Dataset entries »
>>
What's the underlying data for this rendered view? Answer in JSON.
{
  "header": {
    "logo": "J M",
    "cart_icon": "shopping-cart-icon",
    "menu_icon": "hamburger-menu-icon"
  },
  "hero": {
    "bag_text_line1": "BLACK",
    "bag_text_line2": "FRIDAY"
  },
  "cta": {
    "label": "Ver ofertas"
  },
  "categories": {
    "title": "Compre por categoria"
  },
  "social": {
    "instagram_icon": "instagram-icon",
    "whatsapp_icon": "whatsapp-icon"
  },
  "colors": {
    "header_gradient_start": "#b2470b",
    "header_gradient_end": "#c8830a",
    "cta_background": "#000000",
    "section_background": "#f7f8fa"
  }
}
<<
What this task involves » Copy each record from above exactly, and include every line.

Expected answer »
What's the underlying data for this rendered view? Answer in JSON.
{
  "header": {
    "logo": "J M",
    "cart_icon": "shopping-cart-icon",
    "menu_icon": "hamburger-menu-icon"
  },
  "hero": {
    "bag_text_line1": "BLACK",
    "bag_text_line2": "FRIDAY"
  },
  "cta": {
    "label": "Ver ofertas"
  },
  "categories": {
    "title": "Compre por categoria"
  },
  "social": {
    "instagram_icon": "instagram-icon",
    "whatsapp_icon": "whatsapp-icon"
  },
  "colors": {
    "header_gradient_start": "#b2470b",
    "header_gradient_end": "#c8830a",
    "cta_background": "#000000",
    "section_background": "#f7f8fa"
  }
}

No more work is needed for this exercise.